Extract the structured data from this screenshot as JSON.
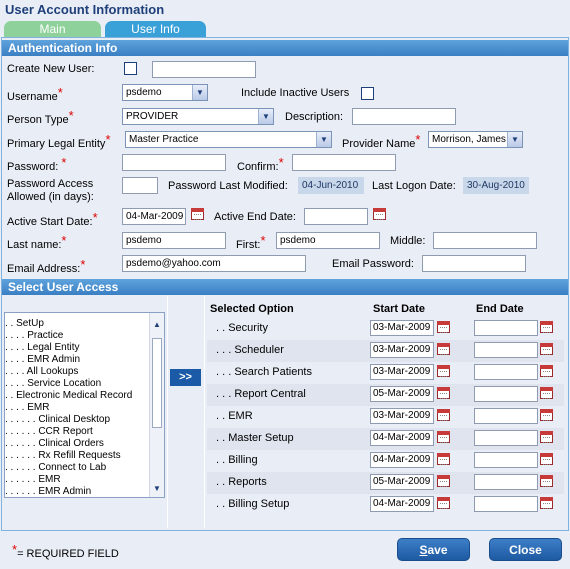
{
  "page_title": "User Account Information",
  "tabs": [
    {
      "label": "Main"
    },
    {
      "label": "User Info"
    }
  ],
  "auth": {
    "section_title": "Authentication Info",
    "create_new_user_label": "Create New User:",
    "create_new_user_value": "",
    "username_label": "Username",
    "username_value": "psdemo",
    "include_inactive_label": "Include Inactive Users",
    "person_type_label": "Person Type",
    "person_type_value": "PROVIDER",
    "description_label": "Description:",
    "description_value": "",
    "primary_legal_entity_label": "Primary Legal Entity",
    "primary_legal_entity_value": "Master Practice",
    "provider_name_label": "Provider Name",
    "provider_name_value": "Morrison, James",
    "password_label": "Password:",
    "password_value": "",
    "confirm_label": "Confirm:",
    "confirm_value": "",
    "password_access_label_1": "Password Access",
    "password_access_label_2": "Allowed (in days):",
    "password_access_value": "",
    "password_last_modified_label": "Password Last Modified:",
    "password_last_modified_value": "04-Jun-2010",
    "last_logon_label": "Last Logon Date:",
    "last_logon_value": "30-Aug-2010",
    "active_start_label": "Active Start Date:",
    "active_start_value": "04-Mar-2009",
    "active_end_label": "Active End Date:",
    "active_end_value": "",
    "last_name_label": "Last name:",
    "last_name_value": "psdemo",
    "first_label": "First:",
    "first_value": "psdemo",
    "middle_label": "Middle:",
    "middle_value": "",
    "email_label": "Email Address:",
    "email_value": "psdemo@yahoo.com",
    "email_password_label": "Email Password:",
    "email_password_value": ""
  },
  "access": {
    "section_title": "Select User Access",
    "tree_items": [
      ". . SetUp",
      ". . . . Practice",
      ". . . . Legal Entity",
      ". . . . EMR Admin",
      ". . . . All Lookups",
      ". . . . Service Location",
      ". . Electronic Medical Record",
      ". . . . EMR",
      ". . . . . . Clinical Desktop",
      ". . . . . . CCR Report",
      ". . . . . . Clinical Orders",
      ". . . . . . Rx Refill Requests",
      ". . . . . . Connect to Lab",
      ". . . . . . EMR",
      ". . . . . . EMR Admin"
    ],
    "move_label": ">>",
    "columns": {
      "option": "Selected Option",
      "start": "Start Date",
      "end": "End Date"
    },
    "rows": [
      {
        "option": ". . Security",
        "start": "03-Mar-2009",
        "end": ""
      },
      {
        "option": ". . . Scheduler",
        "start": "03-Mar-2009",
        "end": ""
      },
      {
        "option": ". . . Search Patients",
        "start": "03-Mar-2009",
        "end": ""
      },
      {
        "option": ". . . Report Central",
        "start": "05-Mar-2009",
        "end": ""
      },
      {
        "option": ". . EMR",
        "start": "03-Mar-2009",
        "end": ""
      },
      {
        "option": ". . Master Setup",
        "start": "04-Mar-2009",
        "end": ""
      },
      {
        "option": ". . Billing",
        "start": "04-Mar-2009",
        "end": ""
      },
      {
        "option": ". . Reports",
        "start": "05-Mar-2009",
        "end": ""
      },
      {
        "option": ". . Billing Setup",
        "start": "04-Mar-2009",
        "end": ""
      }
    ]
  },
  "footer": {
    "required_marker": "*",
    "required_text": "= REQUIRED FIELD",
    "save_label_first": "S",
    "save_label_rest": "ave",
    "close_label": "Close"
  },
  "colors": {
    "accent": "#3b7fc4",
    "required": "#dd0000",
    "tab_main": "#8fd19a",
    "tab_user": "#3aa0d8"
  }
}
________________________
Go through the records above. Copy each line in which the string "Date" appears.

    "last_logon_label": "Last Logon Date:",
    "active_start_label": "Active Start Date:",
    "active_end_label": "Active End Date:",
      "start": "Start Date",
      "end": "End Date"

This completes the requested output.